[Items from a data source]
^^^^^^^^
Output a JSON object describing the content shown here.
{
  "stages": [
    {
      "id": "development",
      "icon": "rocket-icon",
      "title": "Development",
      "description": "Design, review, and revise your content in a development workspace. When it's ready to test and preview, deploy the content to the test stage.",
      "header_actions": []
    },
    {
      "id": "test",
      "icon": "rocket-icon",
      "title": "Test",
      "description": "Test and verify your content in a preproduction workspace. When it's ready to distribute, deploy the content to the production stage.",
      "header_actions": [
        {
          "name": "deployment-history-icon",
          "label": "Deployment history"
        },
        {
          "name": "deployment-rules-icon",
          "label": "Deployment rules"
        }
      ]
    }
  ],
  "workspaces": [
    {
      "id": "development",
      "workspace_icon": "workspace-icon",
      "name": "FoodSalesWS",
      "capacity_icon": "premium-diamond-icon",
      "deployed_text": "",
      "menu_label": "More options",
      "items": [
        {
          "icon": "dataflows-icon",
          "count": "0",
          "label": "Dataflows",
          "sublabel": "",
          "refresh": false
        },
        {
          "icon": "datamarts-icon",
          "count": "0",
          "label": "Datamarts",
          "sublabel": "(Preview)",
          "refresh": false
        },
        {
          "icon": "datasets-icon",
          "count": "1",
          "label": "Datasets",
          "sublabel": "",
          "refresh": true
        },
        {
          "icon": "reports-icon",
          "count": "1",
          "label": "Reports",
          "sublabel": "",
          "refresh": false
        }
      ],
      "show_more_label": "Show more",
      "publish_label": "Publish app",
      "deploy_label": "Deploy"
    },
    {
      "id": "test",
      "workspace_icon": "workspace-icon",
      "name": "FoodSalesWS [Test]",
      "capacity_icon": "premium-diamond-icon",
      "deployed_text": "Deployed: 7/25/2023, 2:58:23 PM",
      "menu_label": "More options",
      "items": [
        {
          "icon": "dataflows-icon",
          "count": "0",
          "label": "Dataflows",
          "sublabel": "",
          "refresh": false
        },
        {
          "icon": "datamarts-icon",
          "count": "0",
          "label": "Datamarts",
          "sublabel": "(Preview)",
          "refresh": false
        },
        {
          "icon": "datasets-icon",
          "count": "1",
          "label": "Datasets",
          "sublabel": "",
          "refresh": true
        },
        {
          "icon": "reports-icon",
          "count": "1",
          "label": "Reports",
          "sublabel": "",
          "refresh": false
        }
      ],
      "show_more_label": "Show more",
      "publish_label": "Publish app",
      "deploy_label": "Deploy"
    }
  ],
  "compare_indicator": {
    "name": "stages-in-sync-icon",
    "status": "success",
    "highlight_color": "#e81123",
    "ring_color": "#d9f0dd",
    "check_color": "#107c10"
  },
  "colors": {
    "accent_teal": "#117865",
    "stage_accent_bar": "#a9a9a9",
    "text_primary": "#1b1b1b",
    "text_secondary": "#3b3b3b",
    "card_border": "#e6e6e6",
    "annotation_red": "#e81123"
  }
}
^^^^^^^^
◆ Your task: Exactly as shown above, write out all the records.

◆ Your response:
Output a JSON object describing the content shown here.
{
  "stages": [
    {
      "id": "development",
      "icon": "rocket-icon",
      "title": "Development",
      "description": "Design, review, and revise your content in a development workspace. When it's ready to test and preview, deploy the content to the test stage.",
      "header_actions": []
    },
    {
      "id": "test",
      "icon": "rocket-icon",
      "title": "Test",
      "description": "Test and verify your content in a preproduction workspace. When it's ready to distribute, deploy the content to the production stage.",
      "header_actions": [
        {
          "name": "deployment-history-icon",
          "label": "Deployment history"
        },
        {
          "name": "deployment-rules-icon",
          "label": "Deployment rules"
        }
      ]
    }
  ],
  "workspaces": [
    {
      "id": "development",
      "workspace_icon": "workspace-icon",
      "name": "FoodSalesWS",
      "capacity_icon": "premium-diamond-icon",
      "deployed_text": "",
      "menu_label": "More options",
      "items": [
        {
          "icon": "dataflows-icon",
          "count": "0",
          "label": "Dataflows",
          "sublabel": "",
          "refresh": false
        },
        {
          "icon": "datamarts-icon",
          "count": "0",
          "label": "Datamarts",
          "sublabel": "(Preview)",
          "refresh": false
        },
        {
          "icon": "datasets-icon",
          "count": "1",
          "label": "Datasets",
          "sublabel": "",
          "refresh": true
        },
        {
          "icon": "reports-icon",
          "count": "1",
          "label": "Reports",
          "sublabel": "",
          "refresh": false
        }
      ],
      "show_more_label": "Show more",
      "publish_label": "Publish app",
      "deploy_label": "Deploy"
    },
    {
      "id": "test",
      "workspace_icon": "workspace-icon",
      "name": "FoodSalesWS [Test]",
      "capacity_icon": "premium-diamond-icon",
      "deployed_text": "Deployed: 7/25/2023, 2:58:23 PM",
      "menu_label": "More options",
      "items": [
        {
          "icon": "dataflows-icon",
          "count": "0",
          "label": "Dataflows",
          "sublabel": "",
          "refresh": false
        },
        {
          "icon": "datamarts-icon",
          "count": "0",
          "label": "Datamarts",
          "sublabel": "(Preview)",
          "refresh": false
        },
        {
          "icon": "datasets-icon",
          "count": "1",
          "label": "Datasets",
          "sublabel": "",
          "refresh": true
        },
        {
          "icon": "reports-icon",
          "count": "1",
          "label": "Reports",
          "sublabel": "",
          "refresh": false
        }
      ],
      "show_more_label": "Show more",
      "publish_label": "Publish app",
      "deploy_label": "Deploy"
    }
  ],
  "compare_indicator": {
    "name": "stages-in-sync-icon",
    "status": "success",
    "highlight_color": "#e81123",
    "ring_color": "#d9f0dd",
    "check_color": "#107c10"
  },
  "colors": {
    "accent_teal": "#117865",
    "stage_accent_bar": "#a9a9a9",
    "text_primary": "#1b1b1b",
    "text_secondary": "#3b3b3b",
    "card_border": "#e6e6e6",
    "annotation_red": "#e81123"
  }
}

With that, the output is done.